### WHAT YOU NEED TO DO
Set down the data again exactly. Pictures are not part of the copy.

### DATA LISTING

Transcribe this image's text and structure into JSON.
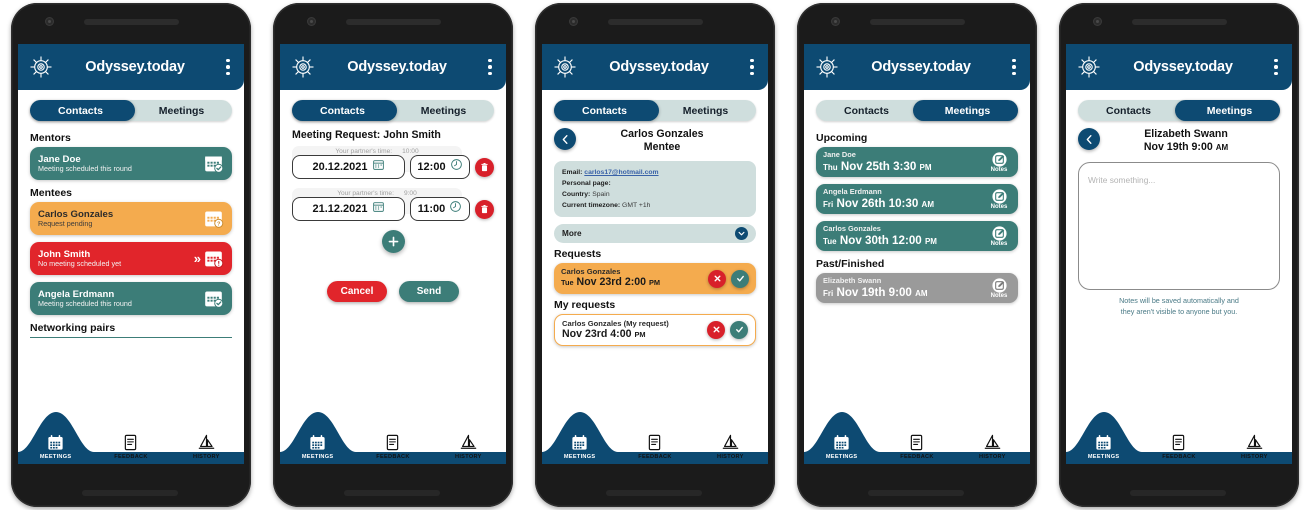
{
  "app": {
    "title": "Odyssey.today",
    "logo_icon": "ships-wheel-icon",
    "menu_icon": "kebab-menu-icon"
  },
  "tabs": {
    "contacts": "Contacts",
    "meetings": "Meetings"
  },
  "bottom_nav": [
    {
      "label": "MEETINGS",
      "icon": "calendar-icon",
      "active": true
    },
    {
      "label": "FEEDBACK",
      "icon": "document-icon",
      "active": false
    },
    {
      "label": "HISTORY",
      "icon": "sailboat-icon",
      "active": false
    }
  ],
  "screen1": {
    "active_tab": "contacts",
    "mentors_heading": "Mentors",
    "mentors": [
      {
        "name": "Jane Doe",
        "status": "Meeting scheduled this round",
        "color": "teal",
        "icon": "calendar-check-icon"
      }
    ],
    "mentees_heading": "Mentees",
    "mentees": [
      {
        "name": "Carlos Gonzales",
        "status": "Request pending",
        "color": "orange",
        "icon": "calendar-question-icon"
      },
      {
        "name": "John Smith",
        "status": "No meeting scheduled yet",
        "color": "red",
        "icon": "calendar-alert-icon",
        "chevron": "»"
      },
      {
        "name": "Angela Erdmann",
        "status": "Meeting scheduled this round",
        "color": "teal",
        "icon": "calendar-check-icon"
      }
    ],
    "networking_heading": "Networking pairs"
  },
  "screen2": {
    "active_tab": "contacts",
    "title": "Meeting Request: John Smith",
    "partner_time_label": "Your partner's time:",
    "slots": [
      {
        "partner_time": "10:00",
        "date": "20.12.2021",
        "time": "12:00"
      },
      {
        "partner_time": "9:00",
        "date": "21.12.2021",
        "time": "11:00"
      }
    ],
    "add_icon": "plus-icon",
    "delete_icon": "trash-icon",
    "date_icon": "calendar-icon",
    "time_icon": "clock-icon",
    "cancel_label": "Cancel",
    "send_label": "Send"
  },
  "screen3": {
    "active_tab": "contacts",
    "back_icon": "chevron-left-icon",
    "contact_name": "Carlos Gonzales",
    "contact_role": "Mentee",
    "info": [
      {
        "label": "Email:",
        "value": "carlos17@hotmail.com",
        "link": true
      },
      {
        "label": "Personal page:",
        "value": "",
        "link": false
      },
      {
        "label": "Country:",
        "value": "Spain",
        "link": false
      },
      {
        "label": "Current timezone:",
        "value": "GMT +1h",
        "link": false
      }
    ],
    "more_label": "More",
    "more_icon": "chevron-down-icon",
    "requests_heading": "Requests",
    "requests": [
      {
        "name": "Carlos Gonzales",
        "day": "Tue",
        "date": "Nov 23rd 2:00",
        "meridiem": "PM",
        "style": "solid"
      }
    ],
    "my_requests_heading": "My requests",
    "my_requests": [
      {
        "name": "Carlos Gonzales (My request)",
        "day": "",
        "date": "Nov 23rd 4:00",
        "meridiem": "PM",
        "style": "outline"
      }
    ],
    "decline_icon": "x-circle-icon",
    "accept_icon": "check-circle-icon"
  },
  "screen4": {
    "active_tab": "meetings",
    "upcoming_heading": "Upcoming",
    "upcoming": [
      {
        "name": "Jane Doe",
        "day": "Thu",
        "date": "Nov 25th 3:30",
        "meridiem": "PM",
        "color": "teal"
      },
      {
        "name": "Angela Erdmann",
        "day": "Fri",
        "date": "Nov 26th 10:30",
        "meridiem": "AM",
        "color": "teal"
      },
      {
        "name": "Carlos Gonzales",
        "day": "Tue",
        "date": "Nov 30th 12:00",
        "meridiem": "PM",
        "color": "teal"
      }
    ],
    "past_heading": "Past/Finished",
    "past": [
      {
        "name": "Elizabeth Swann",
        "day": "Fri",
        "date": "Nov 19th 9:00",
        "meridiem": "AM",
        "color": "grey"
      }
    ],
    "notes_label": "Notes",
    "notes_icon": "note-edit-icon"
  },
  "screen5": {
    "active_tab": "meetings",
    "back_icon": "chevron-left-icon",
    "contact_name": "Elizabeth Swann",
    "meeting_date": "Nov 19th 9:00",
    "meridiem": "AM",
    "note_placeholder": "Write something...",
    "note_value": "",
    "help_line1": "Notes will be saved automatically and",
    "help_line2": "they aren't visible to anyone but you."
  },
  "colors": {
    "brand_blue": "#0d4a72",
    "teal": "#3c7d78",
    "orange": "#f4ab4e",
    "red": "#e1252b",
    "grey": "#9a9a9a",
    "pale": "#cfdedd"
  }
}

### THE ANSWER
Transcribe this image's text and structure into JSON.
{
  "app": {
    "title": "Odyssey.today",
    "logo_icon": "ships-wheel-icon",
    "menu_icon": "kebab-menu-icon"
  },
  "tabs": {
    "contacts": "Contacts",
    "meetings": "Meetings"
  },
  "bottom_nav": [
    {
      "label": "MEETINGS",
      "icon": "calendar-icon",
      "active": true
    },
    {
      "label": "FEEDBACK",
      "icon": "document-icon",
      "active": false
    },
    {
      "label": "HISTORY",
      "icon": "sailboat-icon",
      "active": false
    }
  ],
  "screen1": {
    "active_tab": "contacts",
    "mentors_heading": "Mentors",
    "mentors": [
      {
        "name": "Jane Doe",
        "status": "Meeting scheduled this round",
        "color": "teal",
        "icon": "calendar-check-icon"
      }
    ],
    "mentees_heading": "Mentees",
    "mentees": [
      {
        "name": "Carlos Gonzales",
        "status": "Request pending",
        "color": "orange",
        "icon": "calendar-question-icon"
      },
      {
        "name": "John Smith",
        "status": "No meeting scheduled yet",
        "color": "red",
        "icon": "calendar-alert-icon",
        "chevron": "»"
      },
      {
        "name": "Angela Erdmann",
        "status": "Meeting scheduled this round",
        "color": "teal",
        "icon": "calendar-check-icon"
      }
    ],
    "networking_heading": "Networking pairs"
  },
  "screen2": {
    "active_tab": "contacts",
    "title": "Meeting Request: John Smith",
    "partner_time_label": "Your partner's time:",
    "slots": [
      {
        "partner_time": "10:00",
        "date": "20.12.2021",
        "time": "12:00"
      },
      {
        "partner_time": "9:00",
        "date": "21.12.2021",
        "time": "11:00"
      }
    ],
    "add_icon": "plus-icon",
    "delete_icon": "trash-icon",
    "date_icon": "calendar-icon",
    "time_icon": "clock-icon",
    "cancel_label": "Cancel",
    "send_label": "Send"
  },
  "screen3": {
    "active_tab": "contacts",
    "back_icon": "chevron-left-icon",
    "contact_name": "Carlos Gonzales",
    "contact_role": "Mentee",
    "info": [
      {
        "label": "Email:",
        "value": "carlos17@hotmail.com",
        "link": true
      },
      {
        "label": "Personal page:",
        "value": "",
        "link": false
      },
      {
        "label": "Country:",
        "value": "Spain",
        "link": false
      },
      {
        "label": "Current timezone:",
        "value": "GMT +1h",
        "link": false
      }
    ],
    "more_label": "More",
    "more_icon": "chevron-down-icon",
    "requests_heading": "Requests",
    "requests": [
      {
        "name": "Carlos Gonzales",
        "day": "Tue",
        "date": "Nov 23rd 2:00",
        "meridiem": "PM",
        "style": "solid"
      }
    ],
    "my_requests_heading": "My requests",
    "my_requests": [
      {
        "name": "Carlos Gonzales (My request)",
        "day": "",
        "date": "Nov 23rd 4:00",
        "meridiem": "PM",
        "style": "outline"
      }
    ],
    "decline_icon": "x-circle-icon",
    "accept_icon": "check-circle-icon"
  },
  "screen4": {
    "active_tab": "meetings",
    "upcoming_heading": "Upcoming",
    "upcoming": [
      {
        "name": "Jane Doe",
        "day": "Thu",
        "date": "Nov 25th 3:30",
        "meridiem": "PM",
        "color": "teal"
      },
      {
        "name": "Angela Erdmann",
        "day": "Fri",
        "date": "Nov 26th 10:30",
        "meridiem": "AM",
        "color": "teal"
      },
      {
        "name": "Carlos Gonzales",
        "day": "Tue",
        "date": "Nov 30th 12:00",
        "meridiem": "PM",
        "color": "teal"
      }
    ],
    "past_heading": "Past/Finished",
    "past": [
      {
        "name": "Elizabeth Swann",
        "day": "Fri",
        "date": "Nov 19th 9:00",
        "meridiem": "AM",
        "color": "grey"
      }
    ],
    "notes_label": "Notes",
    "notes_icon": "note-edit-icon"
  },
  "screen5": {
    "active_tab": "meetings",
    "back_icon": "chevron-left-icon",
    "contact_name": "Elizabeth Swann",
    "meeting_date": "Nov 19th 9:00",
    "meridiem": "AM",
    "note_placeholder": "Write something...",
    "note_value": "",
    "help_line1": "Notes will be saved automatically and",
    "help_line2": "they aren't visible to anyone but you."
  },
  "colors": {
    "brand_blue": "#0d4a72",
    "teal": "#3c7d78",
    "orange": "#f4ab4e",
    "red": "#e1252b",
    "grey": "#9a9a9a",
    "pale": "#cfdedd"
  }
}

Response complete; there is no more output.